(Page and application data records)
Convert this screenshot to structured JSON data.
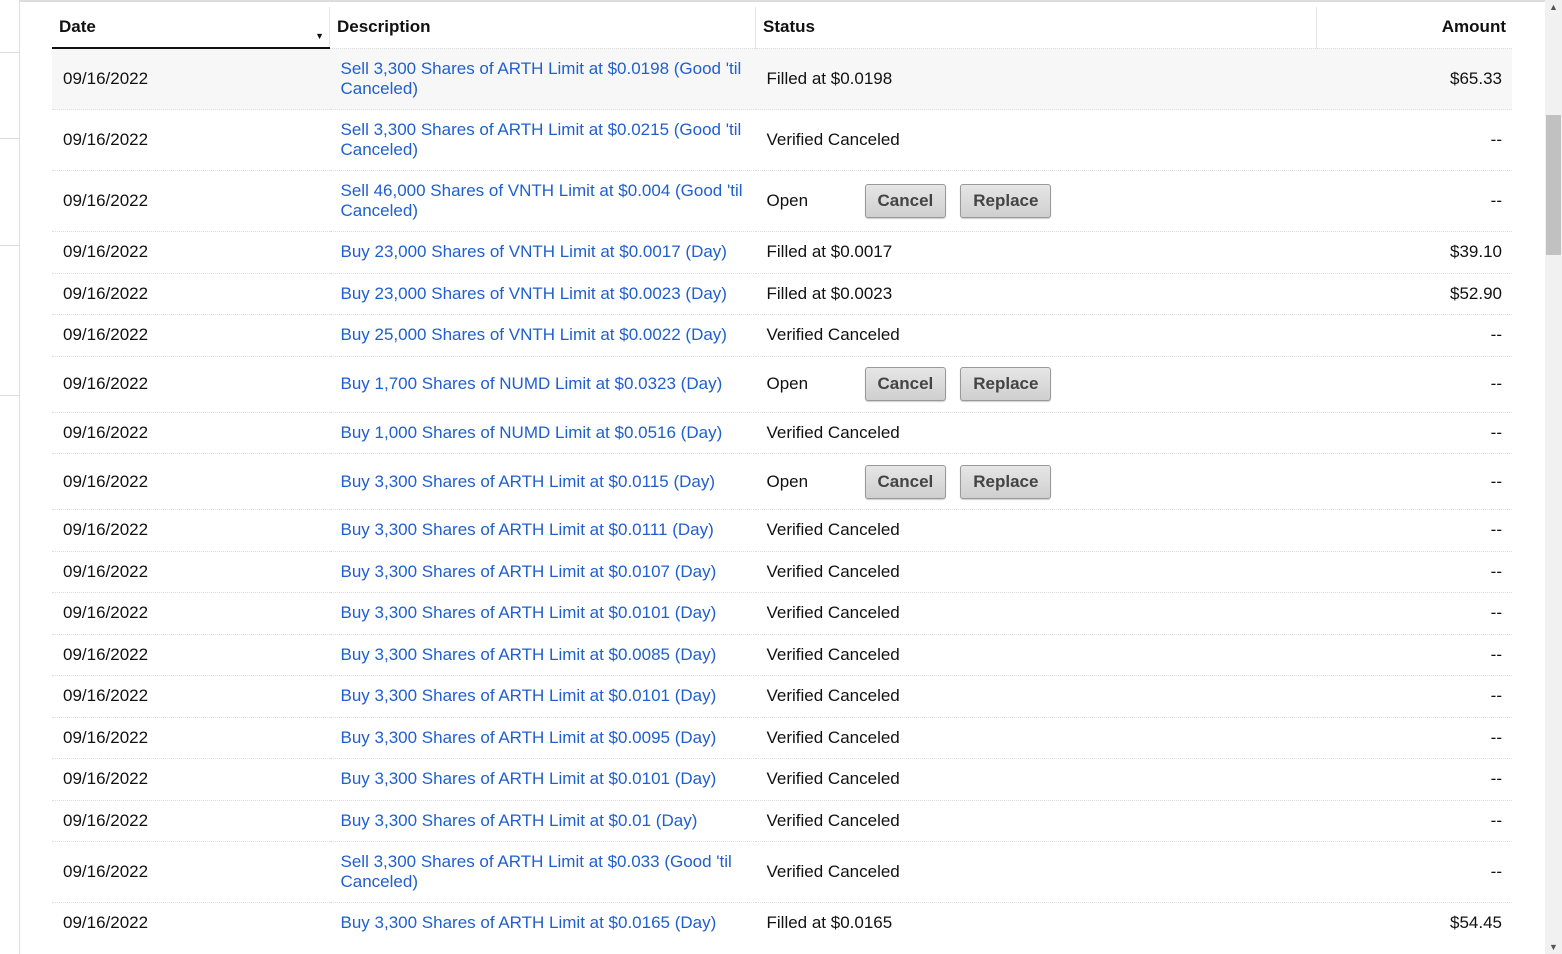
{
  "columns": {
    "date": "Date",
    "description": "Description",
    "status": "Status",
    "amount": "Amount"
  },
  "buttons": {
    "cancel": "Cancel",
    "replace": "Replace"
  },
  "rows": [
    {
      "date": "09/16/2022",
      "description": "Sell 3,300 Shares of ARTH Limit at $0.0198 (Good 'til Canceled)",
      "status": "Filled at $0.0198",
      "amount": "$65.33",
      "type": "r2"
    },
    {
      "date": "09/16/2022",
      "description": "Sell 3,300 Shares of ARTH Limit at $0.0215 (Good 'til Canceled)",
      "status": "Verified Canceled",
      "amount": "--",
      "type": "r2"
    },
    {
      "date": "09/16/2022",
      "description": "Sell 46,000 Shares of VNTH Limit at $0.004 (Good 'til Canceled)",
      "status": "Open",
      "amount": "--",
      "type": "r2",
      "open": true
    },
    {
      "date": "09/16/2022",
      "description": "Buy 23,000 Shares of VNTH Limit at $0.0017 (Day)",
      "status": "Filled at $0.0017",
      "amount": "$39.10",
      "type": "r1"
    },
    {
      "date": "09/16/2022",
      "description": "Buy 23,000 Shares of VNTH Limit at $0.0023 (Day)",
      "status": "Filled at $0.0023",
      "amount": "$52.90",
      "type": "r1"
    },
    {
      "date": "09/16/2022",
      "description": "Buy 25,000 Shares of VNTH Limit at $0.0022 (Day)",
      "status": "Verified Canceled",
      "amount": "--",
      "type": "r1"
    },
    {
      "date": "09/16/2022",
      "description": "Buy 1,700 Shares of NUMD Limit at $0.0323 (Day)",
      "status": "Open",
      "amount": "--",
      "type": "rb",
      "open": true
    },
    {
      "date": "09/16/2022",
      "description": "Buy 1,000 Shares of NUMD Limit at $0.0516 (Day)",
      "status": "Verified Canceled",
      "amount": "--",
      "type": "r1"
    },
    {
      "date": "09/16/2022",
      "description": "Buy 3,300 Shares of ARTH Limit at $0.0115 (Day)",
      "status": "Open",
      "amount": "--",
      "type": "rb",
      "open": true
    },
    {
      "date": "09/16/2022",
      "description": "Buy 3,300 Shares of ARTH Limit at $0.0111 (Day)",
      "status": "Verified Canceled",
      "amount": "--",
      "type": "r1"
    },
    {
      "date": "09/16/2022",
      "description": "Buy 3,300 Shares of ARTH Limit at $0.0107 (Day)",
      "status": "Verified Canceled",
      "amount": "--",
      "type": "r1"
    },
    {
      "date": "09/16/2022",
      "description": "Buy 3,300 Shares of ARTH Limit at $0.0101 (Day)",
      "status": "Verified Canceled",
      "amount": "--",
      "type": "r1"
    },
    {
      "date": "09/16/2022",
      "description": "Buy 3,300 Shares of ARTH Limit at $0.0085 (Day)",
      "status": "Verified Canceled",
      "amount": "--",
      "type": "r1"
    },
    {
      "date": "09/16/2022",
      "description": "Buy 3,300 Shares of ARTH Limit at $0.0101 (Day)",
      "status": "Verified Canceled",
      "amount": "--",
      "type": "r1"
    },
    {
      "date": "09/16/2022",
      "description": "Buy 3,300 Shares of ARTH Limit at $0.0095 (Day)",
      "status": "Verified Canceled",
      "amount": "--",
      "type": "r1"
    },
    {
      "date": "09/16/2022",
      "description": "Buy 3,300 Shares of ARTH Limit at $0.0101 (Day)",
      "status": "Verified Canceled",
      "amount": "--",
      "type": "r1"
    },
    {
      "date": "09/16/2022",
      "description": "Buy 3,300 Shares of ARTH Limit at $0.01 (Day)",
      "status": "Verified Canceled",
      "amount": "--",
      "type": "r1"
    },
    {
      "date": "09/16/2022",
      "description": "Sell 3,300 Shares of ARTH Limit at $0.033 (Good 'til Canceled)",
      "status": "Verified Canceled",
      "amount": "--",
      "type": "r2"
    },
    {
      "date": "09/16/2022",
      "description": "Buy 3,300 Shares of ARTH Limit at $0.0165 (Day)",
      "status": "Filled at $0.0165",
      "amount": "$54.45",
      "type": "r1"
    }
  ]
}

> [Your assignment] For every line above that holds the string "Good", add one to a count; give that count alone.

> [Exercise response] 4